- U.S. Intel Will Rely Heavily on Amiri The Washington Independent's Spencer Ackerman writes, "Expect a new National Intelligence Estimate on the Iranian nuclear program to rely significantly on Amiri."
- Why It Might Mean Little High-ranking Clinton- and Bush-era counterterrorism official Richard Clarke downplays the impact of recruiting Amiri, whose knowledge probably only includes a small part of the Iranian nuclear program. "The significance of the coup will depend on how much the scientist knew in the compartmentalized Iranian nuclear program ... Just taking one scientist out of the program will not really disrupt it."
- Proves There Is No Iranian Nuclear Program Middle East blogger Juan Cole notes, "US intelligence continues to maintain that Iran has not committed to having a nuclear weapons program. Presumably this information came from Amiri and is fresh and solid, since he is a consummate insider ... Iran does not have a nuclear weapons program at the moment. It can't move closer to nukes if it doesn't have a weapons program!"
- The French Connection? Foreign Policy's Blake Hounshell notes that the U.K. Telegraph reported Amiri's defection back in December, but credited French intelligence, not the CIA. Meanwhile, the new ABC News story does not cite specific sources, but Hounshell has a good guess. "FYI: It so happens that a French delegation is in town for President Nicolas Sarkozy's visit," he notes. Could French intelligence be behind the defection? Or are they just leaking the story to the press?

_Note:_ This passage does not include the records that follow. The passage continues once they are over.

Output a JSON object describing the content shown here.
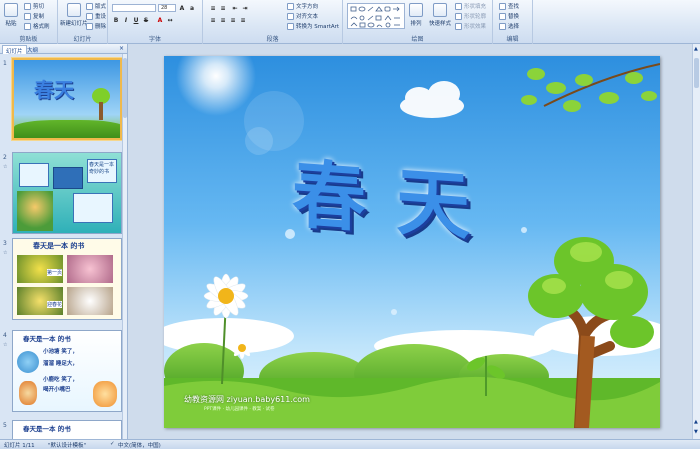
{
  "ribbon": {
    "clipboard": {
      "paste": "粘贴",
      "cut": "剪切",
      "copy": "复制",
      "format_painter": "格式刷",
      "label": "剪贴板"
    },
    "slides": {
      "new_slide": "新建幻灯片",
      "layout": "版式",
      "reset": "重设",
      "delete": "删除",
      "label": "幻灯片"
    },
    "font": {
      "font_size": "28",
      "label": "字体"
    },
    "paragraph": {
      "text_direction": "文字方向",
      "align_text": "对齐文本",
      "smartart": "转换为 SmartArt",
      "label": "段落"
    },
    "drawing": {
      "arrange": "排列",
      "quick_styles": "快速样式",
      "shape_fill": "形状填充",
      "shape_outline": "形状轮廓",
      "shape_effects": "形状效果",
      "label": "绘图"
    },
    "editing": {
      "find": "查找",
      "replace": "替换",
      "select": "选择",
      "label": "编辑"
    }
  },
  "left_pane": {
    "tabs": [
      "幻灯片",
      "大纲"
    ],
    "slides": [
      {
        "num": "1",
        "title": "春天"
      },
      {
        "num": "2",
        "title": "春天是一本奇妙的书"
      },
      {
        "num": "3",
        "title": "春天是一本    的书",
        "caption_a": "第一页",
        "caption_b": "迎春花"
      },
      {
        "num": "4",
        "title": "春天是一本    的书",
        "line1": "小池塘    笑了，",
        "line2": "溜溜    睡足大，",
        "line3": "小鹿吃    笑了，",
        "line4": "喝开小嘴巴"
      },
      {
        "num": "5",
        "title": "春天是一本    的书"
      }
    ]
  },
  "slide": {
    "title": "春天",
    "watermark": "幼教资源网 ziyuan.baby611.com",
    "watermark_sub": "PPT课件 · 幼儿园课件 · 教案 · 试卷"
  },
  "status": {
    "slide_count": "幻灯片 1/11",
    "theme": "\"默认设计模板\"",
    "language": "中文(简体，中国)"
  },
  "colors": {
    "accent": "#15428b",
    "selected_border": "#f0b94c",
    "slide_sky": "#66b8f2",
    "title_blue": "#2f72d8"
  }
}
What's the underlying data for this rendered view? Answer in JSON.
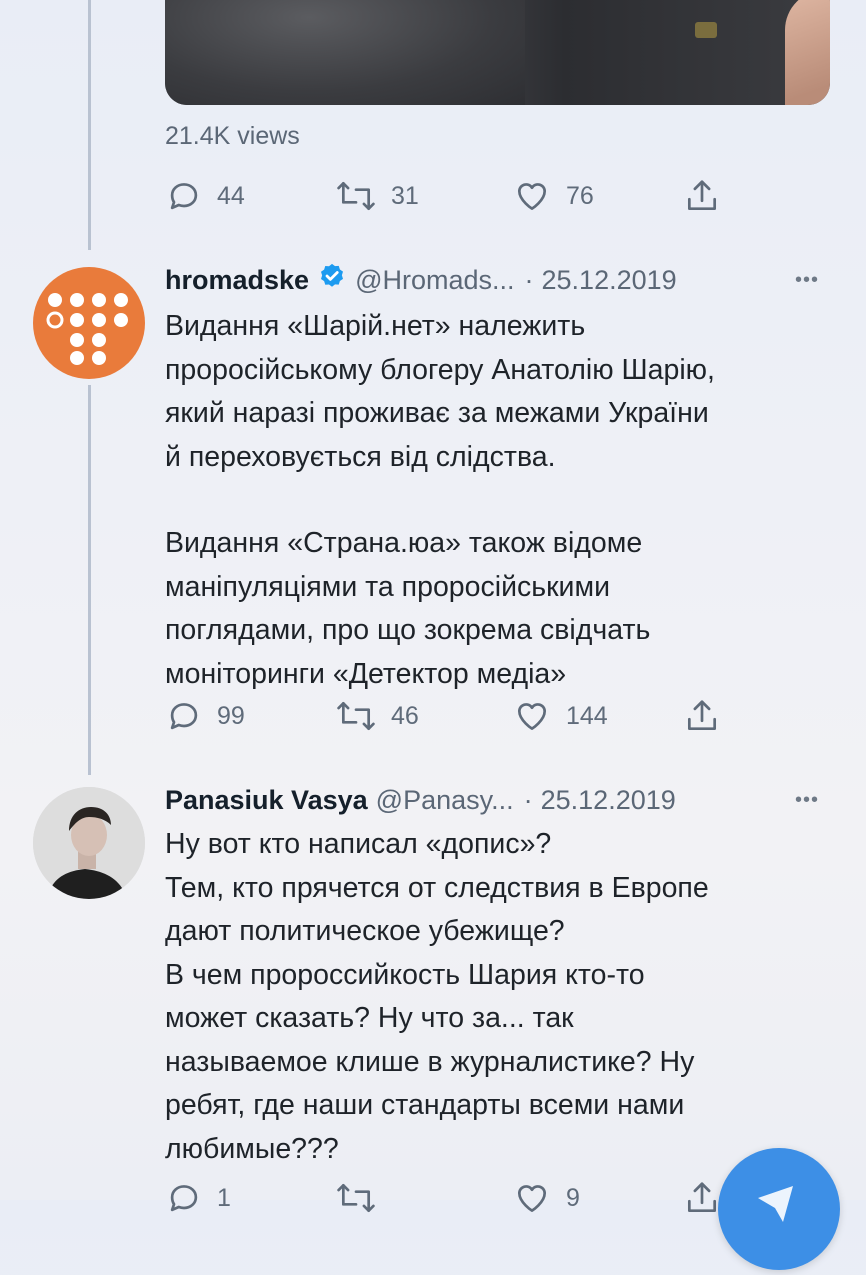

- Our Most Successful Weapon Against Iran Surveying the recent spate of defections and similar incidents, The Guardian's Julian Borger declares: "It is clear that there is a concerted intelligence effort underway aimed at the Iranian nuclear programme, and that it has been the most successful element of western policy in recent years, as waves of sanctions and military threats have failed to divert Tehran's ambitions."